At their current average draft positions are Michael Thomas (14.1 ADP, WR7) and Willie Snead (55.8 ADP, WR30) OVERVALUED, UNDERVALUED or PROPERLY VALUED in .5 PPR?

Brad –  SLIGHTLY UNDERVALUED. Drafting at the turn this year is highly attractive. Grabbing a cornerstone RB (e.g. Melvin Gordon, Jay Ajayi or Devonta Freeman) then snagging Thomas on the comeback is a sturdy foundation. Yes, Brees does spread the wealth – Jimmy Graham totaled the most targets of any player (149) during the Brees era in 2011 – but a workload increase into the 20-22 percent targets share range (140 looks in total) is achievable for the sophomore. That occurs and he’s sure to improve on last year’s rookie breakout. Thomas is incredibly efficient (76.0 catch%) and totaled a robust 9.4 yards per target in 2016. For those reasons, I like him more than Mike Evans, Odell Beckham and Julio Jones. #TeamHuevos

OVERVALUED. Someone please explain to me the fascination with Snead. I understand he’s a dependable slot guy who should see more targets, but, in standard formats, he’s a fringe top-36 receiver at best. It’s idiotic to suddenly expect a TD metamorphosis. The past two seasons he ranked No. 94 and No. 90 respectively in red-zone targets percentage. Candidly, he’s a possession, between-the-20s weapon who will only uptick modestly in receptions and yards. If you’re into bang for the buck, his teammate, Ted Ginn (131.4 ADP, WR53), is the more appropriate option – drops and all. Listen to this fantasy Lorax. Everyone doesn’t need a Snead.

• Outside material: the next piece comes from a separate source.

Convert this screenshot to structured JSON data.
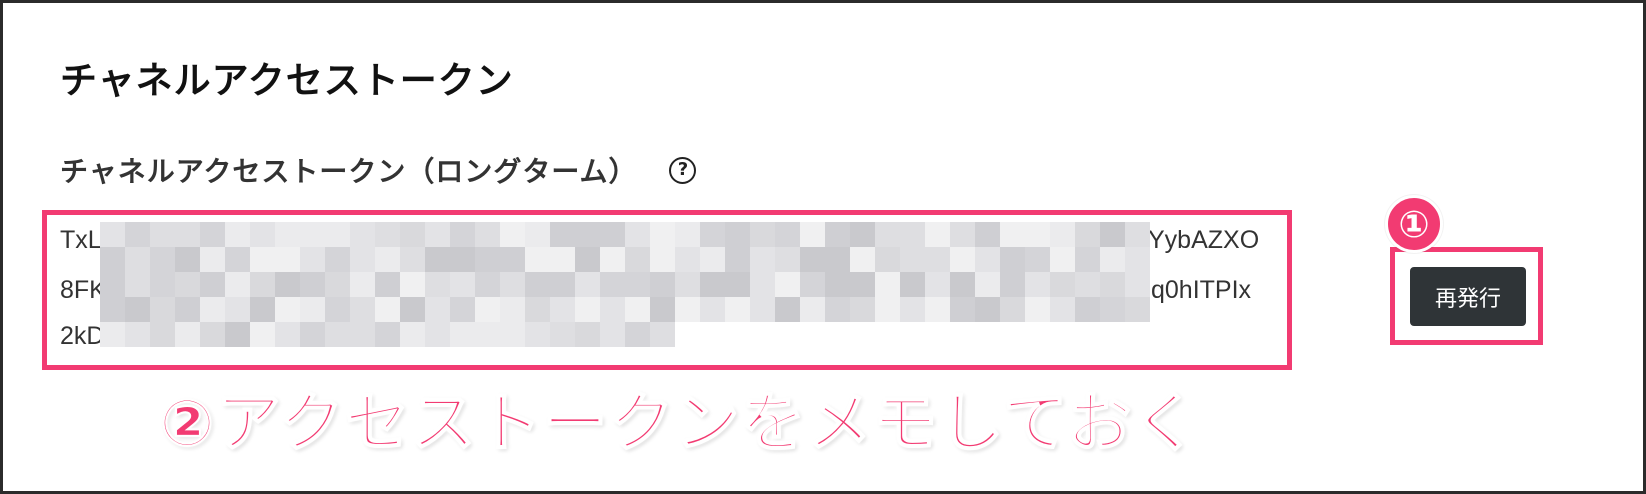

FF: 79-974-5

Liz –  PROPERLY VALUED. Thomas’ rookie campaign was impressive to say the least, leading the team in targets (121) and effectively ousting Brandin Cooks from the No. 1 WR spot. Drew Brees’ favorite target in the red area of the field, seven of the Buckeye’s nine scores came on end-zone throws. While his depth of target may not be elite (Brandin Cooks averaged 4.6 more yards per target than Thomas), he figures to receive the bulk of the team’s high-value opportunities. FF: 90-1,152-10

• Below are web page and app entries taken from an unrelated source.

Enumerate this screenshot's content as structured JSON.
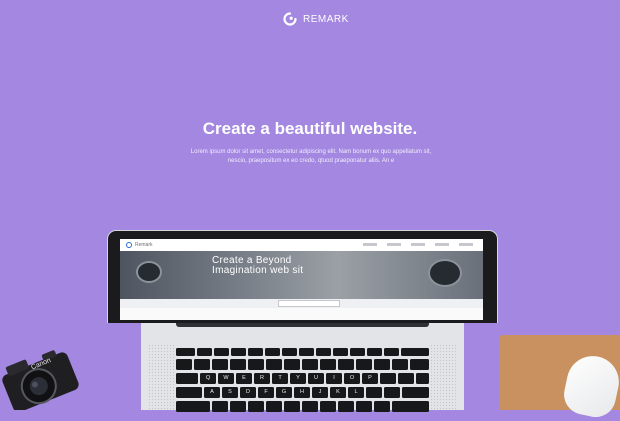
{
  "brand": {
    "name": "REMARK",
    "icon": "remark-logo-icon"
  },
  "hero": {
    "title": "Create a beautiful website.",
    "body": "Lorem ipsum dolor sit amet, consectetur adipiscing elit. Nam bonum ex quo appellatum sit, nescio, praepositum ex eo credo, qtuod praeponatur aliis. An e"
  },
  "laptop_screen": {
    "brand": "Remark",
    "title_line1": "Create a Beyond",
    "title_line2": "Imagination web sit"
  },
  "keyboard": {
    "row_qwerty": [
      "Q",
      "W",
      "E",
      "R",
      "T",
      "Y",
      "U",
      "I",
      "O",
      "P"
    ],
    "row_asdf": [
      "A",
      "S",
      "D",
      "F",
      "G",
      "H",
      "J",
      "K",
      "L"
    ]
  },
  "camera": {
    "brand": "Canon"
  },
  "colors": {
    "background": "#a387e0",
    "mousepad": "#c8915f",
    "laptop_frame": "#1b1b1e"
  }
}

UNDERVALUED. A gutty slot receiver who averaged over 12 fantasy points per game in PPR formats last year, Snead figures to see an increased role with Brandin Cooks now in New England. With over 100 targets up for grabs, and on an offense that’s averaged over 400 passing yards per game for three years straight, Snead could easily catch 80 balls in 2017. He’s a WR2 for fantasy purposes and a bargain in the seventh round of 12-team exercises.

“Christmas Poo” Drew made a guest appearance in Weeks 13 and 14 last season, the first time since 2007 Brees failed to find the end-zone in consecutive games. Focusing on the present, OVER or UNDER 34.5 passing touchdowns for the future HOFer.

Liz – OVER. Wagering on a player’s physical demise – without statistical evidence – is like assuming THE EMPIRE STRIKES BACK won’t be as good as A NEW HOPE because sequels always disappoint. The supposition is generally true, but franchise outliers (like Tom Brady, Tony Gonzalez and, yes, Drew Brees) consistently challenge the norm.

Last year, the Saints’ signal caller had the second best completion percentage (70%) of any QB in the league. Even more impressive, he had the best deep ball completion percentage (51.4%) in the NFL. Noting Brees’ consistency (he’s cleared 33 scores every year since 2008) in tandem with the team’s porous defense (ranked among the bottom four in terms of efficiency by metrics site Football Outsiders) the 38-year-old should continue to ball out. He’s a consensus top-four pick heading into 2017.

Brad – OVER. When Brees entered the league in 2001, the Rickey Henderson of defensive backs, Darrell Green, who is now 57 and could probably still out-sprint beer-fed twenty-somethings, was on an NFL roster. Over 66,000 yards and 220 passing touchdowns later, Brees himself is the poster boy for longevity. One of the original kings of consistency, the signal caller hasn’t finished outside the position’s top-10 in 14 seasons. Showing no signs of slowing down and again backed by a suspect defense, he possesses one of the highest floors imaginable. The proposed number is hefty and he’s gone under it two of the past three years, but there’s no reason to bet against a 35-37 TD contribution.

Chuck passes at Brad and Liz follow them on Twitter @YahooNoise and @LizLoza_FF